WHAT TO PRODUCE: Which lines of the entries contain the word "zijn"? Please list them.

=======

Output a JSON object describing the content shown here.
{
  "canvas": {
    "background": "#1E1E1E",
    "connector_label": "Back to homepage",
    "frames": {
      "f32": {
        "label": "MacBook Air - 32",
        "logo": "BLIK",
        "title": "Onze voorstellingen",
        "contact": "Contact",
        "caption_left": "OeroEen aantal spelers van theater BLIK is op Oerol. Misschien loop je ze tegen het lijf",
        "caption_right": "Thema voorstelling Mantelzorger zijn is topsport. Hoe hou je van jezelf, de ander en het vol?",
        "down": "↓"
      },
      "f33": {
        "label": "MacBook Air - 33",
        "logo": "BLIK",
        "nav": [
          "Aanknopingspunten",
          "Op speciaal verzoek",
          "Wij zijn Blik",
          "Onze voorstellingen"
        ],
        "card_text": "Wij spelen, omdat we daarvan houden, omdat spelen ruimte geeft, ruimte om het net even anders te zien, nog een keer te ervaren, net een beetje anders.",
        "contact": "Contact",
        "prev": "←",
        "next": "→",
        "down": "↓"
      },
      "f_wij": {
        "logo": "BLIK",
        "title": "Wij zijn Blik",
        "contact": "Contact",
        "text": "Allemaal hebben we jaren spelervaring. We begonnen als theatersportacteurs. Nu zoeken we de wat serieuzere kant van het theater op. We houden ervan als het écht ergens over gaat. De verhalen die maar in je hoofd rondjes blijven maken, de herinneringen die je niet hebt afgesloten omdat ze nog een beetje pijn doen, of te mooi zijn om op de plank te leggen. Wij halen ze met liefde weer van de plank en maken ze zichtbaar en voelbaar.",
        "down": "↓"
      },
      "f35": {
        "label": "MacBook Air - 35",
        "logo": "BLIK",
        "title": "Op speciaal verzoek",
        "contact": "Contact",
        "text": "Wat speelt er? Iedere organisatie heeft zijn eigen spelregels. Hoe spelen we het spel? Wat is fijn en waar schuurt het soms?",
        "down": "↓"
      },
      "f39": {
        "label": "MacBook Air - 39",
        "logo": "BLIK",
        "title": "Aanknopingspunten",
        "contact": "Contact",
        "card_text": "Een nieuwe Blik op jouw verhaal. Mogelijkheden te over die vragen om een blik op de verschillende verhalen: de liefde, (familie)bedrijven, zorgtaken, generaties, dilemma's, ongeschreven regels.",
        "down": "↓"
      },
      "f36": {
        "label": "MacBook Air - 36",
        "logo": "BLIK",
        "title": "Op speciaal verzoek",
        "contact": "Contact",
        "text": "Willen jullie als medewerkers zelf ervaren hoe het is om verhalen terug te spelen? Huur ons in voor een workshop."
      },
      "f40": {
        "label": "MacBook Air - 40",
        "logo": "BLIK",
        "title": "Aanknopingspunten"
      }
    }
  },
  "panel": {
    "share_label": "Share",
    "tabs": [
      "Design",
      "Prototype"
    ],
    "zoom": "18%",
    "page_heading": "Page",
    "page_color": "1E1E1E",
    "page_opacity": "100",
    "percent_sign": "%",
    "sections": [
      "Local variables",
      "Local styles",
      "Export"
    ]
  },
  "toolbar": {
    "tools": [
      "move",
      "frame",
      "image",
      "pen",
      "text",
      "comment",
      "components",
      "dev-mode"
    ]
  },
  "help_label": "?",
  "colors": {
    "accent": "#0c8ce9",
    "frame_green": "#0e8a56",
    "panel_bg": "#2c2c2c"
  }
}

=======

EXERCISE RESPONSE:
        "caption_right": "Thema voorstelling Mantelzorger zijn is topsport. Hoe hou je van jezelf, de ander en het vol?",
          "Wij zijn Blik",
        "title": "Wij zijn Blik",
        "text": "Allemaal hebben we jaren spelervaring. We begonnen als theatersportacteurs. Nu zoeken we de wat serieuzere kant van het theater op. We houden ervan als het écht ergens over gaat. De verhalen die maar in je hoofd rondjes blijven maken, de herinneringen die je niet hebt afgesloten omdat ze nog een beetje pijn doen, of te mooi zijn om op de plank te leggen. Wij halen ze met liefde weer van de plank en maken ze zichtbaar en voelbaar.",
        "text": "Wat speelt er? Iedere organisatie heeft zijn eigen spelregels. Hoe spelen we het spel? Wat is fijn en waar schuurt het soms?",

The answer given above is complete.